═════ Material for this exercise ═════

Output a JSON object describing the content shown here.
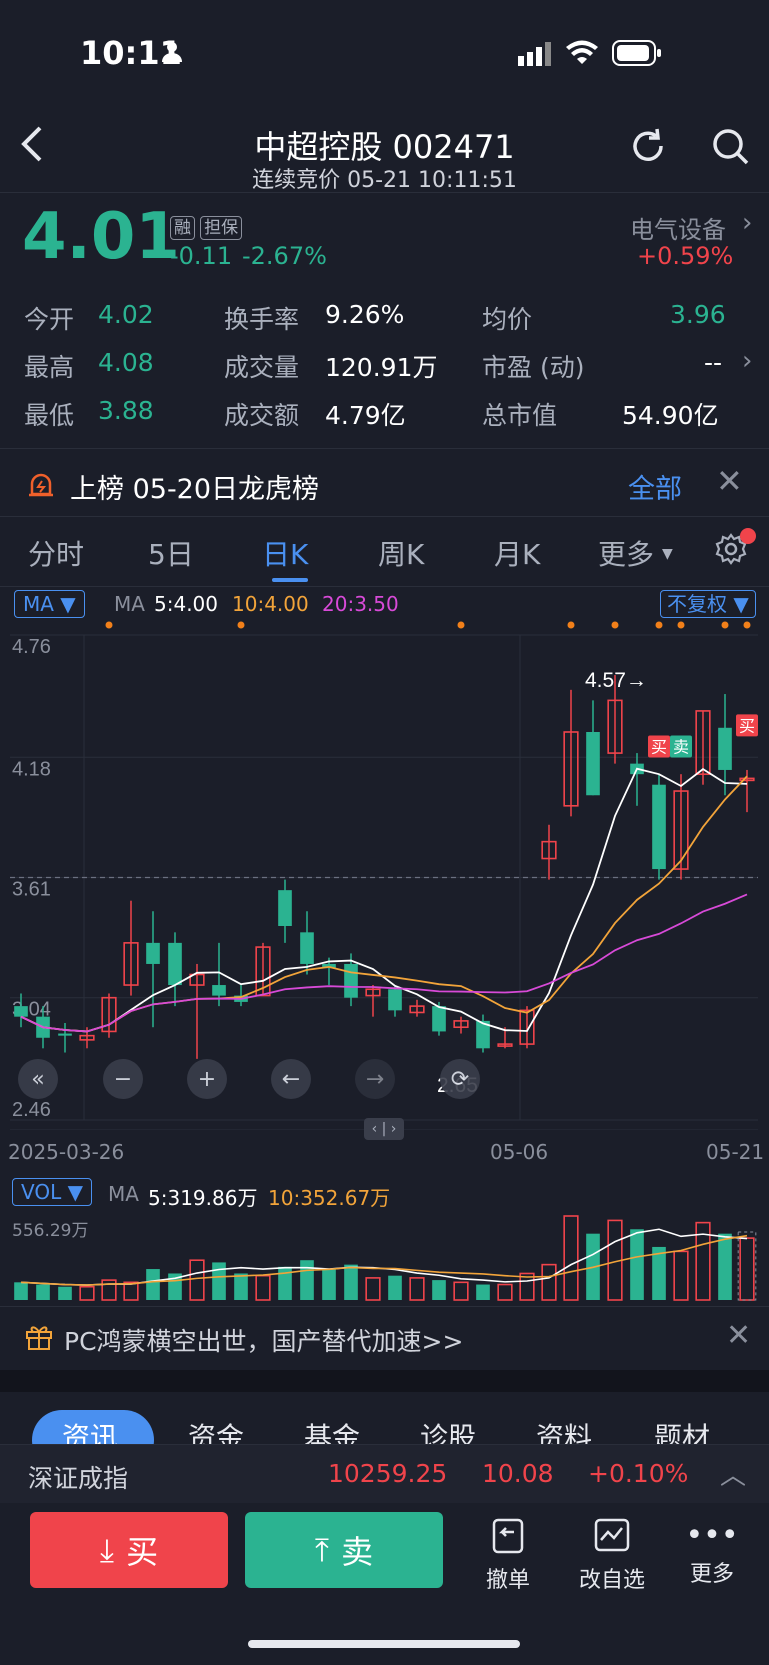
{
  "status_bar": {
    "time": "10:11"
  },
  "header": {
    "title": "中超控股 002471",
    "subtitle": "连续竞价 05-21 10:11:51"
  },
  "quote": {
    "price": "4.01",
    "badges": [
      "融",
      "担保"
    ],
    "change": "-0.11",
    "change_pct": "-2.67%",
    "sector_name": "电气设备",
    "sector_change": "+0.59%"
  },
  "stats": [
    {
      "label": "今开",
      "value": "4.02"
    },
    {
      "label": "换手率",
      "value": "9.26%"
    },
    {
      "label": "均价",
      "value": "3.96"
    },
    {
      "label": "最高",
      "value": "4.08"
    },
    {
      "label": "成交量",
      "value": "120.91万"
    },
    {
      "label": "市盈 (动)",
      "value": "--"
    },
    {
      "label": "最低",
      "value": "3.88"
    },
    {
      "label": "成交额",
      "value": "4.79亿"
    },
    {
      "label": "总市值",
      "value": "54.90亿"
    }
  ],
  "notice": {
    "text": "上榜 05-20日龙虎榜",
    "action": "全部"
  },
  "chart_tabs": [
    "分时",
    "5日",
    "日K",
    "周K",
    "月K",
    "更多"
  ],
  "ma_bar": {
    "selector": "MA",
    "label": "MA",
    "ma5": "5:4.00",
    "ma10": "10:4.00",
    "ma20": "20:3.50",
    "right_selector": "不复权"
  },
  "colors": {
    "up": "#f0444b",
    "down": "#2bb391",
    "ma5": "#ffffff",
    "ma10": "#f2a43a",
    "ma20": "#d84ad8",
    "accent": "#4a90f0",
    "bg": "#1b1e29"
  },
  "chart_data": {
    "type": "candlestick",
    "y_ticks": [
      "4.76",
      "4.18",
      "3.61",
      "3.04",
      "2.46"
    ],
    "ylim": [
      2.46,
      4.76
    ],
    "x_labels": [
      "2025-03-26",
      "05-06",
      "05-21"
    ],
    "annotations": {
      "high_label": "4.57→",
      "low_label": "2.65",
      "buy": "买",
      "sell": "卖"
    },
    "candles": [
      [
        3.0,
        2.95,
        3.06,
        2.9
      ],
      [
        2.95,
        2.85,
        3.0,
        2.8
      ],
      [
        2.87,
        2.86,
        2.92,
        2.78
      ],
      [
        2.84,
        2.86,
        2.9,
        2.8
      ],
      [
        2.88,
        3.04,
        3.06,
        2.85
      ],
      [
        3.1,
        3.3,
        3.5,
        3.05
      ],
      [
        3.3,
        3.2,
        3.45,
        2.9
      ],
      [
        3.3,
        3.1,
        3.35,
        3.0
      ],
      [
        3.1,
        3.15,
        3.2,
        2.75
      ],
      [
        3.1,
        3.05,
        3.3,
        3.0
      ],
      [
        3.05,
        3.02,
        3.1,
        3.0
      ],
      [
        3.05,
        3.28,
        3.3,
        3.05
      ],
      [
        3.55,
        3.38,
        3.6,
        3.3
      ],
      [
        3.35,
        3.2,
        3.45,
        3.15
      ],
      [
        3.2,
        3.18,
        3.23,
        3.1
      ],
      [
        3.2,
        3.04,
        3.25,
        3.0
      ],
      [
        3.05,
        3.08,
        3.1,
        2.95
      ],
      [
        3.08,
        2.98,
        3.1,
        2.95
      ],
      [
        2.97,
        3.0,
        3.03,
        2.95
      ],
      [
        3.0,
        2.88,
        3.02,
        2.86
      ],
      [
        2.9,
        2.93,
        2.95,
        2.87
      ],
      [
        2.93,
        2.8,
        2.96,
        2.78
      ],
      [
        2.82,
        2.82,
        2.9,
        2.8
      ],
      [
        2.82,
        2.98,
        3.0,
        2.8
      ],
      [
        3.7,
        3.78,
        3.86,
        3.6
      ],
      [
        3.95,
        4.3,
        4.5,
        3.9
      ],
      [
        4.3,
        4.0,
        4.45,
        4.0
      ],
      [
        4.2,
        4.45,
        4.57,
        4.15
      ],
      [
        4.15,
        4.1,
        4.2,
        3.95
      ],
      [
        4.05,
        3.65,
        4.1,
        3.6
      ],
      [
        3.65,
        4.02,
        4.1,
        3.6
      ],
      [
        4.1,
        4.4,
        4.4,
        4.05
      ],
      [
        4.32,
        4.12,
        4.48,
        4.0
      ],
      [
        4.08,
        4.08,
        4.12,
        3.92
      ]
    ]
  },
  "vol_bar": {
    "selector": "VOL",
    "label": "MA",
    "ma5": "5:319.86万",
    "ma10": "10:352.67万",
    "max_label": "556.29万"
  },
  "volume_data": {
    "values": [
      40,
      35,
      30,
      30,
      45,
      40,
      70,
      60,
      90,
      85,
      60,
      55,
      75,
      90,
      70,
      80,
      50,
      55,
      50,
      45,
      40,
      35,
      35,
      60,
      80,
      190,
      150,
      180,
      160,
      120,
      110,
      175,
      150,
      140
    ]
  },
  "promo": {
    "text": "PC鸿蒙横空出世，国产替代加速>>"
  },
  "sub_tabs": [
    "资讯",
    "资金",
    "基金",
    "诊股",
    "资料",
    "题材"
  ],
  "index_bar": {
    "name": "深证成指",
    "value": "10259.25",
    "change": "10.08",
    "pct": "+0.10%"
  },
  "actions": {
    "buy": "买",
    "sell": "卖",
    "cancel": "撤单",
    "edit_watch": "改自选",
    "more": "更多"
  }
}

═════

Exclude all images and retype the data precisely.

» **Written solution**:
Output a JSON object describing the content shown here.
{
  "status_bar": {
    "time": "10:11"
  },
  "header": {
    "title": "中超控股 002471",
    "subtitle": "连续竞价 05-21 10:11:51"
  },
  "quote": {
    "price": "4.01",
    "badges": [
      "融",
      "担保"
    ],
    "change": "-0.11",
    "change_pct": "-2.67%",
    "sector_name": "电气设备",
    "sector_change": "+0.59%"
  },
  "stats": [
    {
      "label": "今开",
      "value": "4.02"
    },
    {
      "label": "换手率",
      "value": "9.26%"
    },
    {
      "label": "均价",
      "value": "3.96"
    },
    {
      "label": "最高",
      "value": "4.08"
    },
    {
      "label": "成交量",
      "value": "120.91万"
    },
    {
      "label": "市盈 (动)",
      "value": "--"
    },
    {
      "label": "最低",
      "value": "3.88"
    },
    {
      "label": "成交额",
      "value": "4.79亿"
    },
    {
      "label": "总市值",
      "value": "54.90亿"
    }
  ],
  "notice": {
    "text": "上榜 05-20日龙虎榜",
    "action": "全部"
  },
  "chart_tabs": [
    "分时",
    "5日",
    "日K",
    "周K",
    "月K",
    "更多"
  ],
  "ma_bar": {
    "selector": "MA",
    "label": "MA",
    "ma5": "5:4.00",
    "ma10": "10:4.00",
    "ma20": "20:3.50",
    "right_selector": "不复权"
  },
  "colors": {
    "up": "#f0444b",
    "down": "#2bb391",
    "ma5": "#ffffff",
    "ma10": "#f2a43a",
    "ma20": "#d84ad8",
    "accent": "#4a90f0",
    "bg": "#1b1e29"
  },
  "chart_data": {
    "type": "candlestick",
    "y_ticks": [
      "4.76",
      "4.18",
      "3.61",
      "3.04",
      "2.46"
    ],
    "ylim": [
      2.46,
      4.76
    ],
    "x_labels": [
      "2025-03-26",
      "05-06",
      "05-21"
    ],
    "annotations": {
      "high_label": "4.57→",
      "low_label": "2.65",
      "buy": "买",
      "sell": "卖"
    },
    "candles": [
      [
        3.0,
        2.95,
        3.06,
        2.9
      ],
      [
        2.95,
        2.85,
        3.0,
        2.8
      ],
      [
        2.87,
        2.86,
        2.92,
        2.78
      ],
      [
        2.84,
        2.86,
        2.9,
        2.8
      ],
      [
        2.88,
        3.04,
        3.06,
        2.85
      ],
      [
        3.1,
        3.3,
        3.5,
        3.05
      ],
      [
        3.3,
        3.2,
        3.45,
        2.9
      ],
      [
        3.3,
        3.1,
        3.35,
        3.0
      ],
      [
        3.1,
        3.15,
        3.2,
        2.75
      ],
      [
        3.1,
        3.05,
        3.3,
        3.0
      ],
      [
        3.05,
        3.02,
        3.1,
        3.0
      ],
      [
        3.05,
        3.28,
        3.3,
        3.05
      ],
      [
        3.55,
        3.38,
        3.6,
        3.3
      ],
      [
        3.35,
        3.2,
        3.45,
        3.15
      ],
      [
        3.2,
        3.18,
        3.23,
        3.1
      ],
      [
        3.2,
        3.04,
        3.25,
        3.0
      ],
      [
        3.05,
        3.08,
        3.1,
        2.95
      ],
      [
        3.08,
        2.98,
        3.1,
        2.95
      ],
      [
        2.97,
        3.0,
        3.03,
        2.95
      ],
      [
        3.0,
        2.88,
        3.02,
        2.86
      ],
      [
        2.9,
        2.93,
        2.95,
        2.87
      ],
      [
        2.93,
        2.8,
        2.96,
        2.78
      ],
      [
        2.82,
        2.82,
        2.9,
        2.8
      ],
      [
        2.82,
        2.98,
        3.0,
        2.8
      ],
      [
        3.7,
        3.78,
        3.86,
        3.6
      ],
      [
        3.95,
        4.3,
        4.5,
        3.9
      ],
      [
        4.3,
        4.0,
        4.45,
        4.0
      ],
      [
        4.2,
        4.45,
        4.57,
        4.15
      ],
      [
        4.15,
        4.1,
        4.2,
        3.95
      ],
      [
        4.05,
        3.65,
        4.1,
        3.6
      ],
      [
        3.65,
        4.02,
        4.1,
        3.6
      ],
      [
        4.1,
        4.4,
        4.4,
        4.05
      ],
      [
        4.32,
        4.12,
        4.48,
        4.0
      ],
      [
        4.08,
        4.08,
        4.12,
        3.92
      ]
    ]
  },
  "vol_bar": {
    "selector": "VOL",
    "label": "MA",
    "ma5": "5:319.86万",
    "ma10": "10:352.67万",
    "max_label": "556.29万"
  },
  "volume_data": {
    "values": [
      40,
      35,
      30,
      30,
      45,
      40,
      70,
      60,
      90,
      85,
      60,
      55,
      75,
      90,
      70,
      80,
      50,
      55,
      50,
      45,
      40,
      35,
      35,
      60,
      80,
      190,
      150,
      180,
      160,
      120,
      110,
      175,
      150,
      140
    ]
  },
  "promo": {
    "text": "PC鸿蒙横空出世，国产替代加速>>"
  },
  "sub_tabs": [
    "资讯",
    "资金",
    "基金",
    "诊股",
    "资料",
    "题材"
  ],
  "index_bar": {
    "name": "深证成指",
    "value": "10259.25",
    "change": "10.08",
    "pct": "+0.10%"
  },
  "actions": {
    "buy": "买",
    "sell": "卖",
    "cancel": "撤单",
    "edit_watch": "改自选",
    "more": "更多"
  }
}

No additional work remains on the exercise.